** EXERCISE DESCRIPTION **
Could you report every line of the listing below that holds the word "Aleksand"?
• • •
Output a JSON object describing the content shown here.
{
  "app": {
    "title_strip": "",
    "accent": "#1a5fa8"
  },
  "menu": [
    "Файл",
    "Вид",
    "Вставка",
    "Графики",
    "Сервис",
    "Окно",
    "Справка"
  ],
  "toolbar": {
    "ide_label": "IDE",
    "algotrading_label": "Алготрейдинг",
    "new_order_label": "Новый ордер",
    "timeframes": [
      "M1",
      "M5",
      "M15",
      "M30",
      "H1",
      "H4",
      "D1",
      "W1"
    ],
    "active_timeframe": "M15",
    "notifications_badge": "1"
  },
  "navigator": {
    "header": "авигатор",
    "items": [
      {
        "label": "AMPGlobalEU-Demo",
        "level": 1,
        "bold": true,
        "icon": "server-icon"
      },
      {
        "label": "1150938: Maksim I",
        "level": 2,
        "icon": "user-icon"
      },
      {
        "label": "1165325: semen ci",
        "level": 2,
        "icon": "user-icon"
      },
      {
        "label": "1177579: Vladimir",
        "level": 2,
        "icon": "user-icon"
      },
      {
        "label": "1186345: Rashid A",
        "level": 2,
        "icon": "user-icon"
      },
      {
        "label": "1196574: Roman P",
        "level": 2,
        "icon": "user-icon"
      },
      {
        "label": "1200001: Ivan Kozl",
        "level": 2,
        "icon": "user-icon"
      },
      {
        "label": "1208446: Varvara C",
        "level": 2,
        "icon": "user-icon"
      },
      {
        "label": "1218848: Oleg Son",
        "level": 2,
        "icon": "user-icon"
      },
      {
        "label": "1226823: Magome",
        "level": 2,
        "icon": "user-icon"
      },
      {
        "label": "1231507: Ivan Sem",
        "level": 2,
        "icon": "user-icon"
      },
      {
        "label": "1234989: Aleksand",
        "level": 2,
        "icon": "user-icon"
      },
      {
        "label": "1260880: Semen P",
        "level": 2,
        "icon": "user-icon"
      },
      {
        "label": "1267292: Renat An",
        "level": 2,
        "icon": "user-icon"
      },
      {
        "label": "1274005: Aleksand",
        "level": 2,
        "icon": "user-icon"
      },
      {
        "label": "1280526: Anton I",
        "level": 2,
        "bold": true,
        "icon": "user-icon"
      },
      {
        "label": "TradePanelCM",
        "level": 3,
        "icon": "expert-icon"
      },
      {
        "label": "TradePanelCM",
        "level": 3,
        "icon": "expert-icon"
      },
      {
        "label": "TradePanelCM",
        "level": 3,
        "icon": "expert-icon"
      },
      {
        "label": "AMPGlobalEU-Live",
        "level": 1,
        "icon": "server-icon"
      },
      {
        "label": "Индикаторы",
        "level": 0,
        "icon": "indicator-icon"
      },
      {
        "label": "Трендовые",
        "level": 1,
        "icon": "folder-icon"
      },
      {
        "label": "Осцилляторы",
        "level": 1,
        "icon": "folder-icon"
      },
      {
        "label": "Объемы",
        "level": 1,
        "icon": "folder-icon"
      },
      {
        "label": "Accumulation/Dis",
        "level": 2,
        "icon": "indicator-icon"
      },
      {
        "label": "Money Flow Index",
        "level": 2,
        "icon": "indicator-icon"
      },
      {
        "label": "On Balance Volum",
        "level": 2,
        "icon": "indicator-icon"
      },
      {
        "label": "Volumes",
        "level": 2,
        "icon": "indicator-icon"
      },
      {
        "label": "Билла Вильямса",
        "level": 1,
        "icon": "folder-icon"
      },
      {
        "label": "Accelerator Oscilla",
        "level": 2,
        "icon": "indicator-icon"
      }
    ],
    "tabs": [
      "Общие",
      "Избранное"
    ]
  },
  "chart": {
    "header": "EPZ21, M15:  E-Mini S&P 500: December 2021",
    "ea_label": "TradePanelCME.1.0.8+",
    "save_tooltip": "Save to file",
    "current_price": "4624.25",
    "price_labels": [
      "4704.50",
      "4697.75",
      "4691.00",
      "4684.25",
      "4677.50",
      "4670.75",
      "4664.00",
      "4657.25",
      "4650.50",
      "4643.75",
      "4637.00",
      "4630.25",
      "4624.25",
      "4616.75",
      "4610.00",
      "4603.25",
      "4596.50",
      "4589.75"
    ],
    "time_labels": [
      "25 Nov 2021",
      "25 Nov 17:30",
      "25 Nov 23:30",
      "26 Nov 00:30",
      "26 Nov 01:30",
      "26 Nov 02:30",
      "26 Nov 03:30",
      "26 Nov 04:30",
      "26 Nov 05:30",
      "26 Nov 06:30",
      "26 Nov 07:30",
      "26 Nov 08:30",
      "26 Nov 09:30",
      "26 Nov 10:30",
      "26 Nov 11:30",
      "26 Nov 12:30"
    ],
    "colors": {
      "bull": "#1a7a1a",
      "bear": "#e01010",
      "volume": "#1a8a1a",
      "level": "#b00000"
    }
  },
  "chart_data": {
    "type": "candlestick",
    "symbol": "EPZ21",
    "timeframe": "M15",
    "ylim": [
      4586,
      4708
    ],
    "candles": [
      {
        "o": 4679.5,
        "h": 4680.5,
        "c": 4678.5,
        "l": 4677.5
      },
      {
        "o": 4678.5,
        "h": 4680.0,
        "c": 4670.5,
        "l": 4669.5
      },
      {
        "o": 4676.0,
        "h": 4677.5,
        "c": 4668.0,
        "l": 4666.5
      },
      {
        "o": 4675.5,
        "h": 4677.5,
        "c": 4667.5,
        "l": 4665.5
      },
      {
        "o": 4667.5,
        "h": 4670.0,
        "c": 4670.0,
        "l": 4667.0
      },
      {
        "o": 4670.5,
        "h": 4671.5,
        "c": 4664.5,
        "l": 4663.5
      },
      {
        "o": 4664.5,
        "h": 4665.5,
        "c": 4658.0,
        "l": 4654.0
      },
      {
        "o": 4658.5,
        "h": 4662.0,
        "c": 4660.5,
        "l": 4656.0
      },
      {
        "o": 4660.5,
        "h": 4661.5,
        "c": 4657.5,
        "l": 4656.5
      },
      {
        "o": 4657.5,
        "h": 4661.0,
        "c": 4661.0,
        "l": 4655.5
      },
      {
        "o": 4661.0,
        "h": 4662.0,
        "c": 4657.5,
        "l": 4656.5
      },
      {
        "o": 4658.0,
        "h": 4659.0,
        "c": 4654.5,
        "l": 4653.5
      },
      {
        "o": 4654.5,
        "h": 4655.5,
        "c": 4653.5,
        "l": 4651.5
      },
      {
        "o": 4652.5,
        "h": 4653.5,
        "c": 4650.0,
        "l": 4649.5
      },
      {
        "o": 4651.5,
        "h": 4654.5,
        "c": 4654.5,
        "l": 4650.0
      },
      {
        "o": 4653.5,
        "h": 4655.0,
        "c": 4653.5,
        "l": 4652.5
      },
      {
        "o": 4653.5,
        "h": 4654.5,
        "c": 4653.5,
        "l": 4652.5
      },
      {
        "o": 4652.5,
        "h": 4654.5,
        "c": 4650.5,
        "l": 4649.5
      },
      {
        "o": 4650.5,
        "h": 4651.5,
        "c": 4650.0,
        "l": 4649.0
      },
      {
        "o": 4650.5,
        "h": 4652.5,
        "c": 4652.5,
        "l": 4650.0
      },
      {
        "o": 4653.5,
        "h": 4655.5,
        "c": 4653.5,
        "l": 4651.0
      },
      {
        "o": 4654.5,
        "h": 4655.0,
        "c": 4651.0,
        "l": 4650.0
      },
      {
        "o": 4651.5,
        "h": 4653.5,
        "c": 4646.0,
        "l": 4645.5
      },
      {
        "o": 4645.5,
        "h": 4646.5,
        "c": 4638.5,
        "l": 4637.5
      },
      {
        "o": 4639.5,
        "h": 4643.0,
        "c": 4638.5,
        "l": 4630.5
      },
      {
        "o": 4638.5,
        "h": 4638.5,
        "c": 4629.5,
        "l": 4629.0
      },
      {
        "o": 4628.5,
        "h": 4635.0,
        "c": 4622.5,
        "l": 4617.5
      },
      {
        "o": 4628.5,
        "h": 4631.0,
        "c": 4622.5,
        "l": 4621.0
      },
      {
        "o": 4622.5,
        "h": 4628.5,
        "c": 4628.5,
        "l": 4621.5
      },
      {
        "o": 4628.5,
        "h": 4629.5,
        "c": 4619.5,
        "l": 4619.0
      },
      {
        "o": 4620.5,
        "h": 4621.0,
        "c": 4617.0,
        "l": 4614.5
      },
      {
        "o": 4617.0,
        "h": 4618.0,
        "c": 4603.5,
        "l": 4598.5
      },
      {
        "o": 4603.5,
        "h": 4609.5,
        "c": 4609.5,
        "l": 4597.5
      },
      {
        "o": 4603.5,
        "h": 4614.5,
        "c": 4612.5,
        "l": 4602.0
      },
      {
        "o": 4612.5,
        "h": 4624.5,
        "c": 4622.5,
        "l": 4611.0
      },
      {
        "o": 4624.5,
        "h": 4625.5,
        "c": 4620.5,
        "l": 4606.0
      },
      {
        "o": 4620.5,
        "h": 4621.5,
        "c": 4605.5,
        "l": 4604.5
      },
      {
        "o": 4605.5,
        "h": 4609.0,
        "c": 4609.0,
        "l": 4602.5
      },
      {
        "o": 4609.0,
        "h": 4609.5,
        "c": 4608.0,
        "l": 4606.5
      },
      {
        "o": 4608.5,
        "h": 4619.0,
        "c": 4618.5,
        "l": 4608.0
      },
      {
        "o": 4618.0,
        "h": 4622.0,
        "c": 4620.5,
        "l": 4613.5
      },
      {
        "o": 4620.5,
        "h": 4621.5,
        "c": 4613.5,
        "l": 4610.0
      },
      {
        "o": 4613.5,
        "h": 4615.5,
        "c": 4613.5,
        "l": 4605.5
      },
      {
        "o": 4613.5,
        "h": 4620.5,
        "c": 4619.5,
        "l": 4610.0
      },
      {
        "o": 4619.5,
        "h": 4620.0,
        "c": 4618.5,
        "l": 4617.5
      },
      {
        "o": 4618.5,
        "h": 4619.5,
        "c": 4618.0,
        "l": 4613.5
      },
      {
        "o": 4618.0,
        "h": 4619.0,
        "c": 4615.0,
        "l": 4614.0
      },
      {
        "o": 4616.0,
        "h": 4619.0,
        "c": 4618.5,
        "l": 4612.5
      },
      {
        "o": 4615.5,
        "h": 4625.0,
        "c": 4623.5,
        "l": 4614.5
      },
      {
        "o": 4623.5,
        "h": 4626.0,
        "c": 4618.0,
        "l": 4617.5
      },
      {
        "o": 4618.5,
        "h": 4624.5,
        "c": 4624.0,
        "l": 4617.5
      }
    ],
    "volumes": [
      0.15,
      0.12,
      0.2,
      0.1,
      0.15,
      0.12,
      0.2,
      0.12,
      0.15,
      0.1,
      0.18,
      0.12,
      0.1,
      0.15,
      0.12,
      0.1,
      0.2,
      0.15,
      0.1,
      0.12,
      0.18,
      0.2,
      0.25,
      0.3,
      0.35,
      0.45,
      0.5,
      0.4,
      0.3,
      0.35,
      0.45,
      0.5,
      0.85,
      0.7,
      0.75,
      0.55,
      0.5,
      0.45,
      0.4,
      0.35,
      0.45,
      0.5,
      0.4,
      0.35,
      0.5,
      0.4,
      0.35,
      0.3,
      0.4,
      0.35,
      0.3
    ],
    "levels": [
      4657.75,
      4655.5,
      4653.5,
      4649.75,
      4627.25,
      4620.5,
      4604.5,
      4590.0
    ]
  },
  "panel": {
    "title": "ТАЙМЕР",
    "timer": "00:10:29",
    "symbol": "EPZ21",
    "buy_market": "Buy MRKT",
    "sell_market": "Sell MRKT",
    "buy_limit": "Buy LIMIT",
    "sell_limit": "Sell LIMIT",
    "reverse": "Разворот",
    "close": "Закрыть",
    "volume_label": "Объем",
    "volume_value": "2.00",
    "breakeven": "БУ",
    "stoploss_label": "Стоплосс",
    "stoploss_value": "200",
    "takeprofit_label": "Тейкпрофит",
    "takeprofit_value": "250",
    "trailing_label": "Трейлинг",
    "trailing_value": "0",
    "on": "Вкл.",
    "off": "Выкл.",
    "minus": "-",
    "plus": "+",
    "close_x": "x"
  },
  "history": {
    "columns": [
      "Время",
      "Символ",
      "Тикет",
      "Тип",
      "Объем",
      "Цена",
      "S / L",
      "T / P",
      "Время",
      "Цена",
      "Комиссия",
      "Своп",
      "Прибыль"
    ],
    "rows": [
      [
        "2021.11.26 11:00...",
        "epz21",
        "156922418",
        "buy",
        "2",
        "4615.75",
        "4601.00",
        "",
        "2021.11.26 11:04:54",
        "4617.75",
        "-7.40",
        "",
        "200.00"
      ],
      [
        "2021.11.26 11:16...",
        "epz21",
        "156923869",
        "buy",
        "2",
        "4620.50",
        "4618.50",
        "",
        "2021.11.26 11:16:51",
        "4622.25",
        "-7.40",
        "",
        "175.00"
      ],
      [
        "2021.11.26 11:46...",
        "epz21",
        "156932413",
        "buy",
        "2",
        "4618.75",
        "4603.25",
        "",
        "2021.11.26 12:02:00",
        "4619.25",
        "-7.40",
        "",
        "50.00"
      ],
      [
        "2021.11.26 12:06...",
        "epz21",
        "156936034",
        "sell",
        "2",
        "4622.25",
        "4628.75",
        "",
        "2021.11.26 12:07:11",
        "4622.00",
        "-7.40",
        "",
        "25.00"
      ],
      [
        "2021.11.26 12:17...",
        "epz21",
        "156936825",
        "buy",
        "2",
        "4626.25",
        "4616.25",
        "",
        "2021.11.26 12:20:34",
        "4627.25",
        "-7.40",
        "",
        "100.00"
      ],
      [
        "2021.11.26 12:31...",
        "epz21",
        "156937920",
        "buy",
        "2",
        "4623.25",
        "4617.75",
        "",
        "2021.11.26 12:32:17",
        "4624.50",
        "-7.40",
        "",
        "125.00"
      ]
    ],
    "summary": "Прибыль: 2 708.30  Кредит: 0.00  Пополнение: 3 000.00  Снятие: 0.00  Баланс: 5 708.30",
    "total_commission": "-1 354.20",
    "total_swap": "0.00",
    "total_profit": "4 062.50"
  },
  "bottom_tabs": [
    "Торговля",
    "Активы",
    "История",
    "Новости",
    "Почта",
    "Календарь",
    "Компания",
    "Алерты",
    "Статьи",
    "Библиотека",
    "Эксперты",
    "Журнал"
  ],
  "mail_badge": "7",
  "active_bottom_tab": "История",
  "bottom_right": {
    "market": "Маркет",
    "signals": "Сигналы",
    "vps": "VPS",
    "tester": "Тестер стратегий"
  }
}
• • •
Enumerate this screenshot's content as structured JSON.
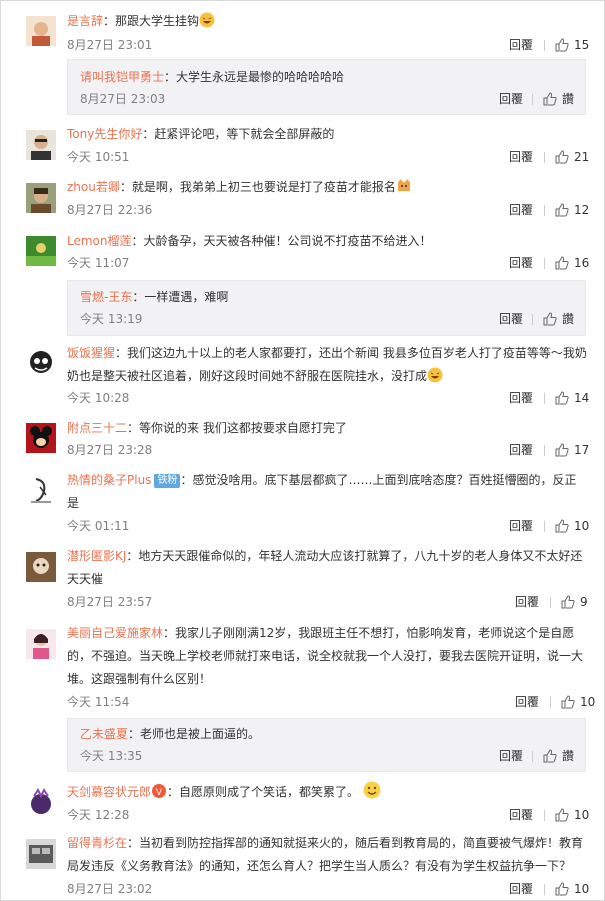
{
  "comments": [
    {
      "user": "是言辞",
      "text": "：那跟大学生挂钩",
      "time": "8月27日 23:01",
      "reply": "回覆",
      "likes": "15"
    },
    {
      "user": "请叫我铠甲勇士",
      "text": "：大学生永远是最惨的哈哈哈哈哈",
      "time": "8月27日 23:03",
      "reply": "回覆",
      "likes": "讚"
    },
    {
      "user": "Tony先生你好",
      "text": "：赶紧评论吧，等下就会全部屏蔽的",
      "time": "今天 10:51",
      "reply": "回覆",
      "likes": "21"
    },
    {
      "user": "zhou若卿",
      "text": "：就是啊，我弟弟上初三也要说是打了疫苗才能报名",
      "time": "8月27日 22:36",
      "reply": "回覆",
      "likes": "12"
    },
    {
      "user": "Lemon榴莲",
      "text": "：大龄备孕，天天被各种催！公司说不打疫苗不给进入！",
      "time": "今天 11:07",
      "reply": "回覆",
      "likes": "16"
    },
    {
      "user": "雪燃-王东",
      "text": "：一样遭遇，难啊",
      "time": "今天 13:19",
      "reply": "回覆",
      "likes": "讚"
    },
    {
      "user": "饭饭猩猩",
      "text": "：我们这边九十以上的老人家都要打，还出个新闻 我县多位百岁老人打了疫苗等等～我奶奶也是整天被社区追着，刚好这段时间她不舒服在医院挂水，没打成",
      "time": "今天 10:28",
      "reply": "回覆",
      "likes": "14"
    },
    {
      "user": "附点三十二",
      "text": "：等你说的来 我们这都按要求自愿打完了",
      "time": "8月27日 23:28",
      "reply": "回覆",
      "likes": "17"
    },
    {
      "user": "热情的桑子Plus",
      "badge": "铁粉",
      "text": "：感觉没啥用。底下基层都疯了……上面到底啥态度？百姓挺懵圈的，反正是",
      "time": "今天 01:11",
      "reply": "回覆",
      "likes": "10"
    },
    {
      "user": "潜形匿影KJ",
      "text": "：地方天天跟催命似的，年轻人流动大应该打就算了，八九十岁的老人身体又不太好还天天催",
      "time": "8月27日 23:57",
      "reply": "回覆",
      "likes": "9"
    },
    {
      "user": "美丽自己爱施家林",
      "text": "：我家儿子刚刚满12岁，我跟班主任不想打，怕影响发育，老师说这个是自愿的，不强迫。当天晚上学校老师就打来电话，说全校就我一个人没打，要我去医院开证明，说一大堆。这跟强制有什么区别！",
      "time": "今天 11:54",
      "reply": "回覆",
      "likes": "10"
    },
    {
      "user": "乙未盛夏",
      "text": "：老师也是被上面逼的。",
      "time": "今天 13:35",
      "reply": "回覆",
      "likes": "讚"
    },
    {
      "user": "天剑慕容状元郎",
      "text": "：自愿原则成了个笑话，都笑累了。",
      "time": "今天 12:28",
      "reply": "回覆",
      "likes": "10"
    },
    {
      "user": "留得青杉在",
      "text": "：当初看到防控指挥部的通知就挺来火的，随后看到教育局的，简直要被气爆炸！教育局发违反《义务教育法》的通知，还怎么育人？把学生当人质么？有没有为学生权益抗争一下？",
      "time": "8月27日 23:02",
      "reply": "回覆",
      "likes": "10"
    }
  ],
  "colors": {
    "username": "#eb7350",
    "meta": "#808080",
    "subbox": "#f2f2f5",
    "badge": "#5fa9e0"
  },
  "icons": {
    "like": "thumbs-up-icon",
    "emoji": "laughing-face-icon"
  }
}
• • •
** ANSWER TO THE PROBLEM **
        "label": "1234989: Aleksand",
        "label": "1274005: Aleksand",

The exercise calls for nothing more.